The disaster squad idea is never completely abandoned, but Mills seems to approach the strip as first and foremost a sort of character-based comedy, as the bickering best friends find themselves serving as body guards, going undercover to bust-up an anti-human murder plot, going rogue, relating their memoirs about their lives before Ro-Busters and, in a thirteen-part climactic strip, joining the robot resistance to help smuggle their fellow Ro-Busters off-planet.
As with most of these Rebellion collections of 2000 AD strips, the credits are full of familiar names to American fans. O’Neill, Dave Gibbons, Steve Dillon and Bryan Talbot are among the artists who contribute, and the “Bonus Material” section includes a few strips by Alan Moore, one an ABC Warriors kinda sorta crossover and another a crossover with Thunderbirds analogues called “The Stormeagles.”
Perhaps the strongest strip is one that is completely Hammerstein and Ro-Jaws-free, however, a four-part story illustrated by Dave Gibbons entitled “The Terra-Meks.” In it a gigantic robot named Charley works in Northpool Harbor, functioning a sentient lighthouse of sorts that can safely tow ships to shore no matter the conditions. But Northpool is scheduled for demolition, and Ro-Busters has the contract, so Qwartz sends in his gigantic Terra-Meks to level the joint, unless the townspeople can convince the peaceful Charley to fight for them.

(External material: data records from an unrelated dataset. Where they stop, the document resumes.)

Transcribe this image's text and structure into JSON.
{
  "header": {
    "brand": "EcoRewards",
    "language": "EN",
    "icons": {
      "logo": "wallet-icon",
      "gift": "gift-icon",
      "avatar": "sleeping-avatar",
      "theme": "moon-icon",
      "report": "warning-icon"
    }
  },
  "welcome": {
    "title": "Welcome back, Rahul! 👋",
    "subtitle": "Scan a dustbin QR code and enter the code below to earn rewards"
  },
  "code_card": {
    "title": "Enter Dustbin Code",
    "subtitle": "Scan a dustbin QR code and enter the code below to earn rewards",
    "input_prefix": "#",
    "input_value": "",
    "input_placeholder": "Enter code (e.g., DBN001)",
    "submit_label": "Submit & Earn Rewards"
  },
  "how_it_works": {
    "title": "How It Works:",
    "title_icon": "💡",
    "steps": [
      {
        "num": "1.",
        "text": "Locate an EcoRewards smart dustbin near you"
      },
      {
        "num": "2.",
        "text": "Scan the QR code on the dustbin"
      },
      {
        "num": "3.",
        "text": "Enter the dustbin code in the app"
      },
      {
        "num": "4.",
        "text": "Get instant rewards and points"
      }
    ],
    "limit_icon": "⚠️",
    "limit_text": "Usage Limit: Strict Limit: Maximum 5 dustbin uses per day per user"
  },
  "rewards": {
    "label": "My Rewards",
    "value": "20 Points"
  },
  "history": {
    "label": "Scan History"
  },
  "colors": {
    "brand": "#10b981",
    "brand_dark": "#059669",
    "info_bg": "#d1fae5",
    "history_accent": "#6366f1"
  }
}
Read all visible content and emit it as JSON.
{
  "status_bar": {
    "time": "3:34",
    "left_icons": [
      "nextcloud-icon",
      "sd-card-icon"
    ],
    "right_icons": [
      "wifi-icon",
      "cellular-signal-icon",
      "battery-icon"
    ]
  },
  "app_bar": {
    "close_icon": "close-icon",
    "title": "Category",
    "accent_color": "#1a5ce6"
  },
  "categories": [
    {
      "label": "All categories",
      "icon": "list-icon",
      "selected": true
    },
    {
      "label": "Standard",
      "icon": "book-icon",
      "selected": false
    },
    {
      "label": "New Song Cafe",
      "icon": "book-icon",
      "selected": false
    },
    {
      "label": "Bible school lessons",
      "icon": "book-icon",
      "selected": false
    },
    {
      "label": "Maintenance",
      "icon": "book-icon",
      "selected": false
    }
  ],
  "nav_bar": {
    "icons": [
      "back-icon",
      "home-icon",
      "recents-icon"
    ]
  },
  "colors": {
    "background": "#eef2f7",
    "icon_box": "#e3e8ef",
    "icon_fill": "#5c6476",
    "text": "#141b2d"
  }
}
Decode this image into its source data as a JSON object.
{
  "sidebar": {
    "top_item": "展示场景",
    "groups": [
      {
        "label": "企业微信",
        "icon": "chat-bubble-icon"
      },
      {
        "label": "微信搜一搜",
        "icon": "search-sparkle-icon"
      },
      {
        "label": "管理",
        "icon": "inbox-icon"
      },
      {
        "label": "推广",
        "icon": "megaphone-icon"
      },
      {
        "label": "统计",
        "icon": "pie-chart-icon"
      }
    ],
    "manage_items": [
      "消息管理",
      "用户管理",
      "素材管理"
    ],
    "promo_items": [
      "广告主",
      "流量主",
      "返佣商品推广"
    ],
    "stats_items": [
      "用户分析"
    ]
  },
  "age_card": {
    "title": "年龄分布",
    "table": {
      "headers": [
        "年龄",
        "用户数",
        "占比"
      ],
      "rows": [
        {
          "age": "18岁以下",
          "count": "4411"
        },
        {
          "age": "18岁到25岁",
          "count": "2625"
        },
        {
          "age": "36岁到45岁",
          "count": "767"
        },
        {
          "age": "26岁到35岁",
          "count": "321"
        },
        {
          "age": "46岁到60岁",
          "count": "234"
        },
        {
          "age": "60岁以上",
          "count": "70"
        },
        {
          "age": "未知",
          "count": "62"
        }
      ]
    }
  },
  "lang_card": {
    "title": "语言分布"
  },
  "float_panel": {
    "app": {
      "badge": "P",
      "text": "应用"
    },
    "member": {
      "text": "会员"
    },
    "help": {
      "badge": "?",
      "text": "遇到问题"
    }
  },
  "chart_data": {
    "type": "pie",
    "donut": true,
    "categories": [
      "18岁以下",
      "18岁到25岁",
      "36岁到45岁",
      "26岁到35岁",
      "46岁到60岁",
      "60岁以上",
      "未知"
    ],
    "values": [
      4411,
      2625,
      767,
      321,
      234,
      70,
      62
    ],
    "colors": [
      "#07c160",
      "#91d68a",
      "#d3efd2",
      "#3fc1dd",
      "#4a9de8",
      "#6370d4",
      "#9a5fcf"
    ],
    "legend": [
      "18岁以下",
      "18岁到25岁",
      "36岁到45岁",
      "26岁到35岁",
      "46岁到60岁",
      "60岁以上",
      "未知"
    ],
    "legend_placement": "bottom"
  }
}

It’s basically just your good man pushed too far story, but it’s given new life by the fact that it involves, um, giant robots. And Gibbons’ inspired designs and mastery of scale and choreography and his always stately line work sure help elevate the proceedings, as does Mills’ portrayal of the maniacal robots.
It’s a departure from the rest of the book, but only in terms of focus, not quality. The individual strips may vary wildly when it comes to quality, but because of the serial nature of comics (be they strips or books), stories and characters build momentum as they go on, so even if plenty of individual strips seem weak, by the time you reach the end, Ro-Busters seems like an incredibly strong work, or, at the risk of perhaps over-praising it a bit, maybe even a powerful one.